**EXERCISE PROMPT**.
Every single record below is to be reproduced exactly.

**AVAILABLE RECORDS**.
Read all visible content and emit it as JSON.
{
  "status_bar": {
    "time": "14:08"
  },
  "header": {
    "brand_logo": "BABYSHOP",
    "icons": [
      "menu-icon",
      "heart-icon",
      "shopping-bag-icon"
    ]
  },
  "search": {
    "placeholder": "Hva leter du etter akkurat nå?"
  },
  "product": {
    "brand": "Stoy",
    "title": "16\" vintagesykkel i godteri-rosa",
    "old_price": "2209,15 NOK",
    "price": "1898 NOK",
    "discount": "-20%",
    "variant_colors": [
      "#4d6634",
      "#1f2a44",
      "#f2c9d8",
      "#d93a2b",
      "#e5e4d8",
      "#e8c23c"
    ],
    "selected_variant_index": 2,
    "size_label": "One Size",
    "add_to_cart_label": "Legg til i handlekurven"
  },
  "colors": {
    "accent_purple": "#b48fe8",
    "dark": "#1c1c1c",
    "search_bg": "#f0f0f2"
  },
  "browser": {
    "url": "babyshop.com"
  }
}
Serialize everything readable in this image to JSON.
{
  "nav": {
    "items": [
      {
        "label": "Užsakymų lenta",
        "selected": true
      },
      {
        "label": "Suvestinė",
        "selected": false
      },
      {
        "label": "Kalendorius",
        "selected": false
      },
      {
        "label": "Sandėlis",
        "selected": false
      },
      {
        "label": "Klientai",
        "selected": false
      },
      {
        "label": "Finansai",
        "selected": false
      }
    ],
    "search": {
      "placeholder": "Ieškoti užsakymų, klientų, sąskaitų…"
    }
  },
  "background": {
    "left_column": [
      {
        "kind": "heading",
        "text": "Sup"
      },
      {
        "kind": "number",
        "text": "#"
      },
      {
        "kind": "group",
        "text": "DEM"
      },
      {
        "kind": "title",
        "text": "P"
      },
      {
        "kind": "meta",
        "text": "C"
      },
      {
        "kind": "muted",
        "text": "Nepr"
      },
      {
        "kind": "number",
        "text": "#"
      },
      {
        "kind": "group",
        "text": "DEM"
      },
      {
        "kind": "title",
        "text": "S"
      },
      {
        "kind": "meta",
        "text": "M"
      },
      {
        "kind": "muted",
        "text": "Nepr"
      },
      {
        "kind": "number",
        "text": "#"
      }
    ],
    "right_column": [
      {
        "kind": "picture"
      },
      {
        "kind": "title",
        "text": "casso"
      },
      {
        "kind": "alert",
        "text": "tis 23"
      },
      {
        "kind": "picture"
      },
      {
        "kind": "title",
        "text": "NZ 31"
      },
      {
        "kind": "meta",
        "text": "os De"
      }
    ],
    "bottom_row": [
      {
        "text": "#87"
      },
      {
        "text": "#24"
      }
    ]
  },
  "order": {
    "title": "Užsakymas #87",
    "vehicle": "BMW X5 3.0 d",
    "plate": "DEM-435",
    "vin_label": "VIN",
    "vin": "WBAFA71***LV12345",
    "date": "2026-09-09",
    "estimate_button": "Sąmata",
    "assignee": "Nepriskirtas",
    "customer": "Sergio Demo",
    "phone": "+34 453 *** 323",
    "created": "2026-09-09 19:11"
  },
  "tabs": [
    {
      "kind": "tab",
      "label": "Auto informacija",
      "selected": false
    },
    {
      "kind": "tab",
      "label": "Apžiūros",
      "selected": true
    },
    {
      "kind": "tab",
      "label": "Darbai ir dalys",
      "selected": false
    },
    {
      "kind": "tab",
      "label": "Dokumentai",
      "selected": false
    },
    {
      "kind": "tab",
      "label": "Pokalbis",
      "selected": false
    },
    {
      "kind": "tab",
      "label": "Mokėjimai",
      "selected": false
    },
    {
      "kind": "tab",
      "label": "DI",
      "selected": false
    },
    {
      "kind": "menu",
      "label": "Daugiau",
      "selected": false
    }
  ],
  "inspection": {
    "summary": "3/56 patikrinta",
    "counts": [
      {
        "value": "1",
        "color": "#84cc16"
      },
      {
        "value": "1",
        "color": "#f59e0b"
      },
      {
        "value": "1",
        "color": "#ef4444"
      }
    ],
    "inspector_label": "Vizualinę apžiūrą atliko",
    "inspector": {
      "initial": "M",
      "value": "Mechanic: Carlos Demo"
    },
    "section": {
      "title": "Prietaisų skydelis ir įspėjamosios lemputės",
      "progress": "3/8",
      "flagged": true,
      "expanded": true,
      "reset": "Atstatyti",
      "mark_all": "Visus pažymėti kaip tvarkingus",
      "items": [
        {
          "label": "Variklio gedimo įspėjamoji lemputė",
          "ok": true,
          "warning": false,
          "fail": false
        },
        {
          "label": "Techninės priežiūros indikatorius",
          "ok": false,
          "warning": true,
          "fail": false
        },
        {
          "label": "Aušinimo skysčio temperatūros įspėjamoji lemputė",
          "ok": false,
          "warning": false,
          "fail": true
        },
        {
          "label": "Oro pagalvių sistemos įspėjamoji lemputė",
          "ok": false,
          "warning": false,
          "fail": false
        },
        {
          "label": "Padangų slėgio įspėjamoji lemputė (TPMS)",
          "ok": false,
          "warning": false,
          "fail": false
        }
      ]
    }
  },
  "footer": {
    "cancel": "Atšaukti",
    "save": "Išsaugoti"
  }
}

**COMPLETED EXERCISE**.
Read all visible content and emit it as JSON.
{
  "status_bar": {
    "time": "14:08"
  },
  "header": {
    "brand_logo": "BABYSHOP",
    "icons": [
      "menu-icon",
      "heart-icon",
      "shopping-bag-icon"
    ]
  },
  "search": {
    "placeholder": "Hva leter du etter akkurat nå?"
  },
  "product": {
    "brand": "Stoy",
    "title": "16\" vintagesykkel i godteri-rosa",
    "old_price": "2209,15 NOK",
    "price": "1898 NOK",
    "discount": "-20%",
    "variant_colors": [
      "#4d6634",
      "#1f2a44",
      "#f2c9d8",
      "#d93a2b",
      "#e5e4d8",
      "#e8c23c"
    ],
    "selected_variant_index": 2,
    "size_label": "One Size",
    "add_to_cart_label": "Legg til i handlekurven"
  },
  "colors": {
    "accent_purple": "#b48fe8",
    "dark": "#1c1c1c",
    "search_bg": "#f0f0f2"
  },
  "browser": {
    "url": "babyshop.com"
  }
}
Serialize everything readable in this image to JSON.
{
  "nav": {
    "items": [
      {
        "label": "Užsakymų lenta",
        "selected": true
      },
      {
        "label": "Suvestinė",
        "selected": false
      },
      {
        "label": "Kalendorius",
        "selected": false
      },
      {
        "label": "Sandėlis",
        "selected": false
      },
      {
        "label": "Klientai",
        "selected": false
      },
      {
        "label": "Finansai",
        "selected": false
      }
    ],
    "search": {
      "placeholder": "Ieškoti užsakymų, klientų, sąskaitų…"
    }
  },
  "background": {
    "left_column": [
      {
        "kind": "heading",
        "text": "Sup"
      },
      {
        "kind": "number",
        "text": "#"
      },
      {
        "kind": "group",
        "text": "DEM"
      },
      {
        "kind": "title",
        "text": "P"
      },
      {
        "kind": "meta",
        "text": "C"
      },
      {
        "kind": "muted",
        "text": "Nepr"
      },
      {
        "kind": "number",
        "text": "#"
      },
      {
        "kind": "group",
        "text": "DEM"
      },
      {
        "kind": "title",
        "text": "S"
      },
      {
        "kind": "meta",
        "text": "M"
      },
      {
        "kind": "muted",
        "text": "Nepr"
      },
      {
        "kind": "number",
        "text": "#"
      }
    ],
    "right_column": [
      {
        "kind": "picture"
      },
      {
        "kind": "title",
        "text": "casso"
      },
      {
        "kind": "alert",
        "text": "tis 23"
      },
      {
        "kind": "picture"
      },
      {
        "kind": "title",
        "text": "NZ 31"
      },
      {
        "kind": "meta",
        "text": "os De"
      }
    ],
    "bottom_row": [
      {
        "text": "#87"
      },
      {
        "text": "#24"
      }
    ]
  },
  "order": {
    "title": "Užsakymas #87",
    "vehicle": "BMW X5 3.0 d",
    "plate": "DEM-435",
    "vin_label": "VIN",
    "vin": "WBAFA71***LV12345",
    "date": "2026-09-09",
    "estimate_button": "Sąmata",
    "assignee": "Nepriskirtas",
    "customer": "Sergio Demo",
    "phone": "+34 453 *** 323",
    "created": "2026-09-09 19:11"
  },
  "tabs": [
    {
      "kind": "tab",
      "label": "Auto informacija",
      "selected": false
    },
    {
      "kind": "tab",
      "label": "Apžiūros",
      "selected": true
    },
    {
      "kind": "tab",
      "label": "Darbai ir dalys",
      "selected": false
    },
    {
      "kind": "tab",
      "label": "Dokumentai",
      "selected": false
    },
    {
      "kind": "tab",
      "label": "Pokalbis",
      "selected": false
    },
    {
      "kind": "tab",
      "label": "Mokėjimai",
      "selected": false
    },
    {
      "kind": "tab",
      "label": "DI",
      "selected": false
    },
    {
      "kind": "menu",
      "label": "Daugiau",
      "selected": false
    }
  ],
  "inspection": {
    "summary": "3/56 patikrinta",
    "counts": [
      {
        "value": "1",
        "color": "#84cc16"
      },
      {
        "value": "1",
        "color": "#f59e0b"
      },
      {
        "value": "1",
        "color": "#ef4444"
      }
    ],
    "inspector_label": "Vizualinę apžiūrą atliko",
    "inspector": {
      "initial": "M",
      "value": "Mechanic: Carlos Demo"
    },
    "section": {
      "title": "Prietaisų skydelis ir įspėjamosios lemputės",
      "progress": "3/8",
      "flagged": true,
      "expanded": true,
      "reset": "Atstatyti",
      "mark_all": "Visus pažymėti kaip tvarkingus",
      "items": [
        {
          "label": "Variklio gedimo įspėjamoji lemputė",
          "ok": true,
          "warning": false,
          "fail": false
        },
        {
          "label": "Techninės priežiūros indikatorius",
          "ok": false,
          "warning": true,
          "fail": false
        },
        {
          "label": "Aušinimo skysčio temperatūros įspėjamoji lemputė",
          "ok": false,
          "warning": false,
          "fail": true
        },
        {
          "label": "Oro pagalvių sistemos įspėjamoji lemputė",
          "ok": false,
          "warning": false,
          "fail": false
        },
        {
          "label": "Padangų slėgio įspėjamoji lemputė (TPMS)",
          "ok": false,
          "warning": false,
          "fail": false
        }
      ]
    }
  },
  "footer": {
    "cancel": "Atšaukti",
    "save": "Išsaugoti"
  }
}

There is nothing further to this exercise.